The BBC played in safe in the end and replaced Matt Smith with Peter Capaldi. But there was never any doubt that the first woman Doctor would come sooner than later.
During Capaldi’s four years on the show the ground
was being prepared and the corporation now firmly believes that the public is ready for the change in
gender. But are they right? Already they've officially responded to a rush of complaints with a pre-prepared statement and some disgruntled fans have started an ill fated petition to reverse the decision.
Another poll conducted this week suggests that the general public are mostly indifferent to
the casting decision, and yet the media is always going to point out the extreme views on both sides of the debate - views that are not hard to find in the age of social media. The internet is a hotbed of reactions from the ecstatic to the apoplectic, and some pretty crazy arguments are doing the rounds.

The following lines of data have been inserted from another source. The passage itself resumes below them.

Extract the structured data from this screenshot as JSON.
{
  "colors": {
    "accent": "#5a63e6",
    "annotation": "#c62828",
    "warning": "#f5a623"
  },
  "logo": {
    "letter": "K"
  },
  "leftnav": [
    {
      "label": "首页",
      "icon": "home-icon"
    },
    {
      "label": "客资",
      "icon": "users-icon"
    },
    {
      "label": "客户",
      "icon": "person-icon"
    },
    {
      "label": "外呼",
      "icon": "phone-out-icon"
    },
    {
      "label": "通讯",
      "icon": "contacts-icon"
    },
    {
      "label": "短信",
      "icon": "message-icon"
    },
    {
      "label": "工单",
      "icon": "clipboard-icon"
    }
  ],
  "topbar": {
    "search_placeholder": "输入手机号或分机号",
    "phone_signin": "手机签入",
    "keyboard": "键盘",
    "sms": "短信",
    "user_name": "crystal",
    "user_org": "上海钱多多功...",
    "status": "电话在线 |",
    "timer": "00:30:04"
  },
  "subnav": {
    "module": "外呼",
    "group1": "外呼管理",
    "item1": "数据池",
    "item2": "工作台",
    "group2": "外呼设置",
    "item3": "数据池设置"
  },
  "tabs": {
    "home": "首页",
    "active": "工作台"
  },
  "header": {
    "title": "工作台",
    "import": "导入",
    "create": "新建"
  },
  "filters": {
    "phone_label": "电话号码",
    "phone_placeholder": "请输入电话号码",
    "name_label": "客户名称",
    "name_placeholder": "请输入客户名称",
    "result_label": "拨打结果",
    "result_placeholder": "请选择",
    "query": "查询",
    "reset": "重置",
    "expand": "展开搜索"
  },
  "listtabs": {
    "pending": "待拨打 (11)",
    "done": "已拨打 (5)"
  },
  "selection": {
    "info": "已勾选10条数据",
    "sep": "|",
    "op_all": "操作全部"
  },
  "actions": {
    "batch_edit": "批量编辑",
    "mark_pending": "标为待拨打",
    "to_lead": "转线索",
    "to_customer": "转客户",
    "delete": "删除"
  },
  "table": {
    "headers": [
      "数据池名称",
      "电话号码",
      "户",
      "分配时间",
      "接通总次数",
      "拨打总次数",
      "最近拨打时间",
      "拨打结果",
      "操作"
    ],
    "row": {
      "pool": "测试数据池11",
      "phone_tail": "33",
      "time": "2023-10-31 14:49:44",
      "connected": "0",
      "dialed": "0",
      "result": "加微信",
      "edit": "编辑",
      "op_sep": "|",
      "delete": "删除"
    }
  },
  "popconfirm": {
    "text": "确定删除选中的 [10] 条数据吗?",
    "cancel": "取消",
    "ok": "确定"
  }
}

Paul Driscoll is a freelance writer and author across a range of subjects from Cult TV to religion and social policy. He is a passionate Doctor Who fan and January 2017 will see the publication of his first extended study of the series (based on Toby Whithouse's series six episode, The God Complex) in the critically acclaimed Black Archive range by Obverse Books. He is a regular writer for the fan site Doctor Who Worldwide and has contributed several essays to Watching Books' You and Who range. Recently he has branched out into fiction writing, with two short stories in the charity Doctor Who anthology Seasons of War (Chinbeard Books). Paul's work will also feature in the forthcoming Iris Wildthyme collection (A Clockwork Iris, Obverse Books) and Chinbeard Books' collection of drabbles, A Time Lord for Change.